Based on hospital admissions, Standardized Rate Ratios (SRR) and Standardized Mortality Ratios (SMR) were modeled with Poisson regression.
Cancer admissions during 2000 to 2005 were low compared with autoworkers with the exception of nuclear power workers (SRR = 1.13, 95% CI = 0.94–1.36). Thyroid cancer was statistically significantly elevated in women radiation workers in medical (SRR = 2.90, 95% CI = 1.05–7.94) and research institutions (SRR = 3.91, 95% CI = 1.36–11.0) and industry (SRR = 5.07, 95% CI = 1.56–15.6), and in all nuclear power workers (SRR = 2.59, 95% CI = 1.33–5.13), and there was a significant association with dose (ERR = 20.4 per Sv, 90% CI = −8 to 60, one-tailed P = 0.049). The 935 deaths revealed a healthy worker effect for all causes (SMR = 0.58, 95% CI = 0.54–0.62) and all-cancer (SMR = 0.73, 95% CI = 0.64–0.82). Lung cancer (SMR = 0.77, 95% CI = 0.55–1.05) and leukemia (SMR = 0.59, 95% CI = 0.28–1.06) mortalities were also less than expected.

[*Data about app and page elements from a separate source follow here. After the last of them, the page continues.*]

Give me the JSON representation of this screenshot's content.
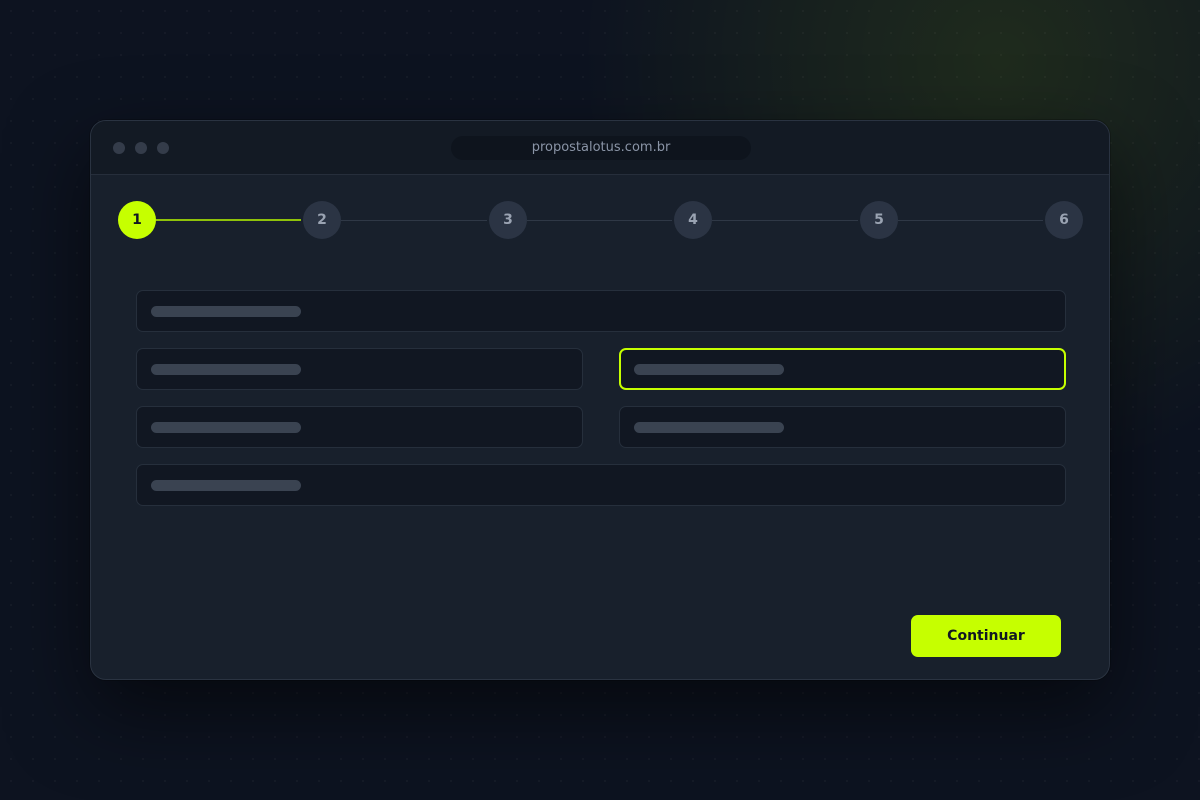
{
  "browser": {
    "url": "propostalotus.com.br"
  },
  "stepper": {
    "current_step": 1,
    "steps": [
      "1",
      "2",
      "3",
      "4",
      "5",
      "6"
    ]
  },
  "form": {
    "fields": [
      {
        "placeholder_text": "",
        "focused": false
      },
      {
        "placeholder_text": "",
        "focused": false
      },
      {
        "placeholder_text": "",
        "focused": true
      },
      {
        "placeholder_text": "",
        "focused": false
      },
      {
        "placeholder_text": "",
        "focused": false
      },
      {
        "placeholder_text": "",
        "focused": false
      }
    ]
  },
  "actions": {
    "continue_label": "Continuar"
  },
  "colors": {
    "accent": "#c6ff00",
    "window_background": "#18202c",
    "page_background": "#0d1320"
  }
}
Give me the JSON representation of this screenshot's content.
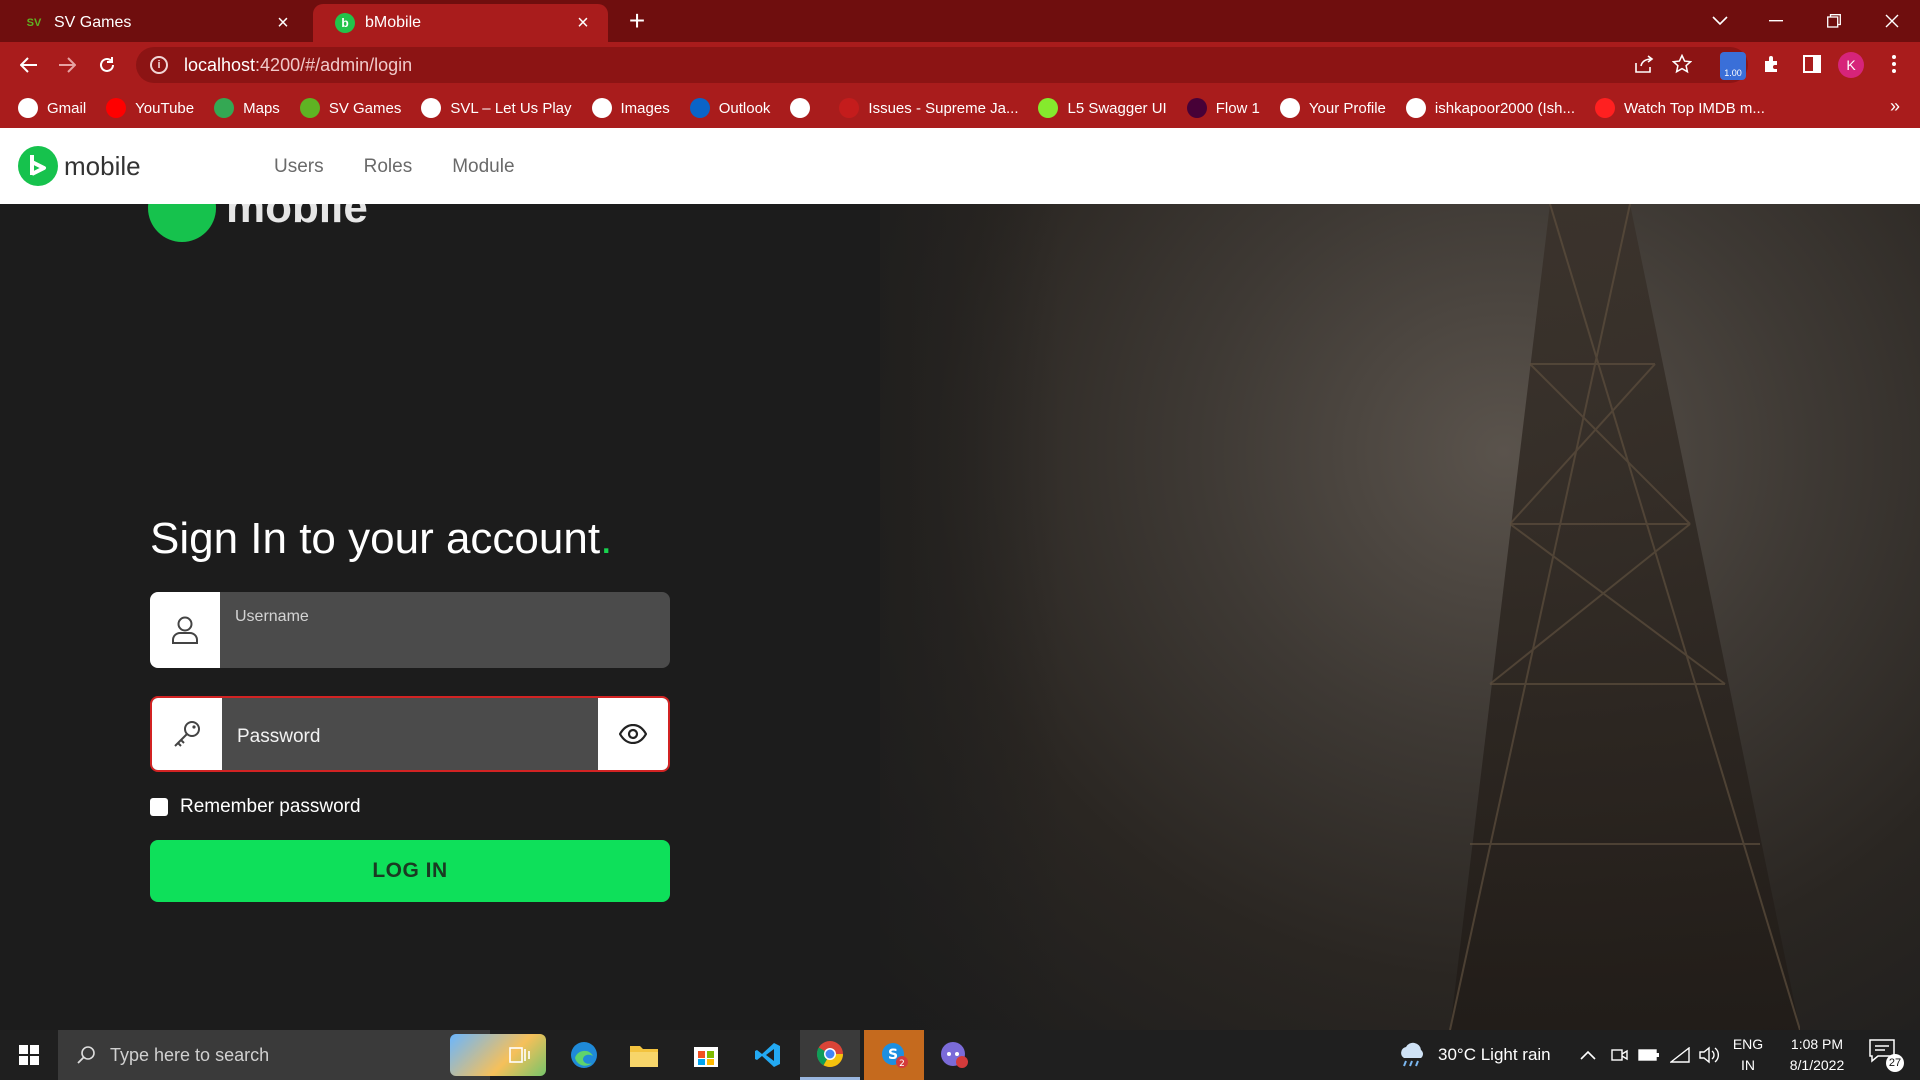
{
  "browser": {
    "tabs": [
      {
        "title": "SV Games",
        "favicon": "SV",
        "active": false
      },
      {
        "title": "bMobile",
        "favicon": "b",
        "active": true
      }
    ],
    "new_tab": "+",
    "url_host": "localhost",
    "url_path": ":4200/#/admin/login",
    "extension_badge": "1.00",
    "profile_initial": "K",
    "bookmarks": [
      {
        "label": "Gmail",
        "icon": "gmail-icon",
        "color": "#ffffff"
      },
      {
        "label": "YouTube",
        "icon": "youtube-icon",
        "color": "#ff0000"
      },
      {
        "label": "Maps",
        "icon": "maps-icon",
        "color": "#34a853"
      },
      {
        "label": "SV Games",
        "icon": "sv-icon",
        "color": "#5fb323"
      },
      {
        "label": "SVL – Let Us Play",
        "icon": "globe-icon",
        "color": "#ffffff"
      },
      {
        "label": "Images",
        "icon": "globe-icon",
        "color": "#ffffff"
      },
      {
        "label": "Outlook",
        "icon": "outlook-icon",
        "color": "#0a64c8"
      },
      {
        "label": "",
        "icon": "globe-icon",
        "color": "#ffffff"
      },
      {
        "label": "Issues - Supreme Ja...",
        "icon": "jira-icon",
        "color": "#c41c1c"
      },
      {
        "label": "L5 Swagger UI",
        "icon": "swagger-icon",
        "color": "#85ea2d"
      },
      {
        "label": "Flow 1",
        "icon": "xd-icon",
        "color": "#470137"
      },
      {
        "label": "Your Profile",
        "icon": "github-icon",
        "color": "#ffffff"
      },
      {
        "label": "ishkapoor2000 (Ish...",
        "icon": "github-icon",
        "color": "#ffffff"
      },
      {
        "label": "Watch Top IMDB m...",
        "icon": "play-icon",
        "color": "#ff2020"
      }
    ],
    "bookmarks_more": "»"
  },
  "app": {
    "logo_text": "mobile",
    "nav": [
      "Users",
      "Roles",
      "Module"
    ]
  },
  "login": {
    "ghost_logo_text": "mobile",
    "title": "Sign In to your account",
    "title_dot": ".",
    "username_placeholder": "Username",
    "password_placeholder": "Password",
    "remember_label": "Remember password",
    "login_button": "LOG IN",
    "accent_color": "#0ee05a",
    "error_border_color": "#d22323"
  },
  "taskbar": {
    "search_placeholder": "Type here to search",
    "weather": "30°C  Light rain",
    "lang_top": "ENG",
    "lang_bottom": "IN",
    "time": "1:08 PM",
    "date": "8/1/2022",
    "notification_count": "27",
    "extension_count": "2"
  }
}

Compared with autoworkers, radiation workers displayed decreased all-cause mortality except for nuclear power workers (statistically not significant).
ERRs as high as 300 per Sv appear to be ruled-out in this population with regulated exposure to ionizing radiation while ERRs as high as 100 per Sv are not.